"I am just trying to avoid being a slave to the old musical system," says Ryuichi Sakamoto of his new CD, Out of Noise. "I was doing that when I was 18, but then came a long detour into pop and film music. I now want to get back to my roots." And the world's most eccentric singer-songwriter gives a self-deprecating laugh: that detour included modelling for Gap, playing a sadistic prison guard opposite David Bowie, co-starring with Madonna in the video for Rain, and composing the music for a long list of feature films, including Shirin Neshat's 2009 Women Without Men.

This new urge has led to a wonderfully beguiling record, sometimes reminiscent of Arvo Pärt, sometimes medieval-modal, and sometimes – with the sampled sound of rain and wind in leaves – quintessentially Japanese. "I wanted to make music from random noise – to grab melody and harmony from it – but I want there to be no demarcating line between what I find, and what I make from it." But behind this lies a philosophical gesture. "Almost everything that can be composed, has been composed," he says. "There is only a very small space in which composers can write new melodies." Where is that space? "Using computers, we can use frequencies and time as a canvas.

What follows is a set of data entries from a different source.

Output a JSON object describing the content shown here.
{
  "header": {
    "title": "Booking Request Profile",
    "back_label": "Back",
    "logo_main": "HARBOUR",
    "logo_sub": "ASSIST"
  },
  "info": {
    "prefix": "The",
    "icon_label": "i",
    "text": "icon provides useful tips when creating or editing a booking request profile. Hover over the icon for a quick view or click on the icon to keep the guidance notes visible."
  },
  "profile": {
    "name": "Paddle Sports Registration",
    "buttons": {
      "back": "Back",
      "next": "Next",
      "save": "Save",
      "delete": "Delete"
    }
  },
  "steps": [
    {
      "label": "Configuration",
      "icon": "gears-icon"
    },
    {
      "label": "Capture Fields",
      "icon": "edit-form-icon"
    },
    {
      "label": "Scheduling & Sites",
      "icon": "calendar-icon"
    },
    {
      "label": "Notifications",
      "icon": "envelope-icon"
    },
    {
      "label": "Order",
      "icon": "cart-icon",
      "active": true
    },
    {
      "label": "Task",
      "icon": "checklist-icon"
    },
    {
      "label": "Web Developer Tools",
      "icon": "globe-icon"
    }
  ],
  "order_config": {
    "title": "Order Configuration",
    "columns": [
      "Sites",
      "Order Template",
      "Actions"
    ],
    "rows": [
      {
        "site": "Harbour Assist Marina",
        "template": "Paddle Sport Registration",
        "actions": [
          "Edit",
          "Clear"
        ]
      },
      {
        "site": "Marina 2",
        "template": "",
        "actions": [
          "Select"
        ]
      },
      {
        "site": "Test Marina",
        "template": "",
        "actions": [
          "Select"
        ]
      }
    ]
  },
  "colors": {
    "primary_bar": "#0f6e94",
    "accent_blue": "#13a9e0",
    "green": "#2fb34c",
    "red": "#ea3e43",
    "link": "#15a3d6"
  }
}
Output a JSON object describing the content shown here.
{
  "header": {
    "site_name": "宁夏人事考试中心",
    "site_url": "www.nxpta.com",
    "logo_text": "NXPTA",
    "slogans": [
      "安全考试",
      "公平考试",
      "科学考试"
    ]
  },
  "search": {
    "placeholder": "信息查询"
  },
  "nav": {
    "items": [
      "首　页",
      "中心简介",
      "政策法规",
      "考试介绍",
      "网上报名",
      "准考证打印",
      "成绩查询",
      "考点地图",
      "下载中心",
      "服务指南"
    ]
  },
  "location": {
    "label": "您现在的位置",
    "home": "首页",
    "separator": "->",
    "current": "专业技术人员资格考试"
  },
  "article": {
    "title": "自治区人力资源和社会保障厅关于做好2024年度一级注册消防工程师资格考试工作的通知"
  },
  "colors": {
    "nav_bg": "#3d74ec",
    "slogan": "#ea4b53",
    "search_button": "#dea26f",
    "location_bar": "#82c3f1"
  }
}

Like a painter or sculptor, we can put a sound object wherever we want on this canvas."

Next week he's starting a UK tour, performing music from Out of Noise, and also from his new film-score CD, Playing the Piano.

Ryuichi Sakamoto performs at the Birmingham Symphony Hall on Sunday (www.thsh.co.uk), and thereafter in Manchester, Brighton and London.